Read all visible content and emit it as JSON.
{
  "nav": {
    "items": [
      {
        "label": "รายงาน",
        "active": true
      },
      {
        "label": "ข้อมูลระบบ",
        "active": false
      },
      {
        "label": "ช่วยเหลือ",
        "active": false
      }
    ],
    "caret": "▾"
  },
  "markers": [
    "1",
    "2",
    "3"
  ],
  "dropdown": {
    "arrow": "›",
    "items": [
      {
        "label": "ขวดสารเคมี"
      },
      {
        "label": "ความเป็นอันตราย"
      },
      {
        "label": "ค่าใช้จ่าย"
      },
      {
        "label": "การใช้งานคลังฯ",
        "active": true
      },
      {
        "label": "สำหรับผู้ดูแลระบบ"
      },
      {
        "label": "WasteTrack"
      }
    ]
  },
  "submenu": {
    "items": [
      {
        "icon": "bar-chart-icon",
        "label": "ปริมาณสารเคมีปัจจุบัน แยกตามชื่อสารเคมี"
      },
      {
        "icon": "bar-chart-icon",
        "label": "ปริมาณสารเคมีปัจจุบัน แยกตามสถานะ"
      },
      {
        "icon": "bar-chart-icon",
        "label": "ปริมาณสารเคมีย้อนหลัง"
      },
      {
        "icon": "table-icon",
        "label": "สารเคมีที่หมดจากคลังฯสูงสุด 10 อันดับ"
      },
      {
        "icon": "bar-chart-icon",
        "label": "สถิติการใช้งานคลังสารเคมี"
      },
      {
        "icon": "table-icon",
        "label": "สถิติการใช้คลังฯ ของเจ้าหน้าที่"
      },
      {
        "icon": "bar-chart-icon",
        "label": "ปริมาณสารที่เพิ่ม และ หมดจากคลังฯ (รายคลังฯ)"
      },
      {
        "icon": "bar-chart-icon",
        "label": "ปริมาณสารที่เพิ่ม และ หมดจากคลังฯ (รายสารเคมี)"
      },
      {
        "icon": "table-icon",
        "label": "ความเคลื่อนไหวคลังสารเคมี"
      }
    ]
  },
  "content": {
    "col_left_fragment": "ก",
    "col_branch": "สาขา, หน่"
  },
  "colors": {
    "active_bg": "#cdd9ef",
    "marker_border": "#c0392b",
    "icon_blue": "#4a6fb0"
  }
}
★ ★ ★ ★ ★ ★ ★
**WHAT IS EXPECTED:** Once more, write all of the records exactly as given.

**THE COMPLETED TASK:**
Read all visible content and emit it as JSON.
{
  "nav": {
    "items": [
      {
        "label": "รายงาน",
        "active": true
      },
      {
        "label": "ข้อมูลระบบ",
        "active": false
      },
      {
        "label": "ช่วยเหลือ",
        "active": false
      }
    ],
    "caret": "▾"
  },
  "markers": [
    "1",
    "2",
    "3"
  ],
  "dropdown": {
    "arrow": "›",
    "items": [
      {
        "label": "ขวดสารเคมี"
      },
      {
        "label": "ความเป็นอันตราย"
      },
      {
        "label": "ค่าใช้จ่าย"
      },
      {
        "label": "การใช้งานคลังฯ",
        "active": true
      },
      {
        "label": "สำหรับผู้ดูแลระบบ"
      },
      {
        "label": "WasteTrack"
      }
    ]
  },
  "submenu": {
    "items": [
      {
        "icon": "bar-chart-icon",
        "label": "ปริมาณสารเคมีปัจจุบัน แยกตามชื่อสารเคมี"
      },
      {
        "icon": "bar-chart-icon",
        "label": "ปริมาณสารเคมีปัจจุบัน แยกตามสถานะ"
      },
      {
        "icon": "bar-chart-icon",
        "label": "ปริมาณสารเคมีย้อนหลัง"
      },
      {
        "icon": "table-icon",
        "label": "สารเคมีที่หมดจากคลังฯสูงสุด 10 อันดับ"
      },
      {
        "icon": "bar-chart-icon",
        "label": "สถิติการใช้งานคลังสารเคมี"
      },
      {
        "icon": "table-icon",
        "label": "สถิติการใช้คลังฯ ของเจ้าหน้าที่"
      },
      {
        "icon": "bar-chart-icon",
        "label": "ปริมาณสารที่เพิ่ม และ หมดจากคลังฯ (รายคลังฯ)"
      },
      {
        "icon": "bar-chart-icon",
        "label": "ปริมาณสารที่เพิ่ม และ หมดจากคลังฯ (รายสารเคมี)"
      },
      {
        "icon": "table-icon",
        "label": "ความเคลื่อนไหวคลังสารเคมี"
      }
    ]
  },
  "content": {
    "col_left_fragment": "ก",
    "col_branch": "สาขา, หน่"
  },
  "colors": {
    "active_bg": "#cdd9ef",
    "marker_border": "#c0392b",
    "icon_blue": "#4a6fb0"
  }
}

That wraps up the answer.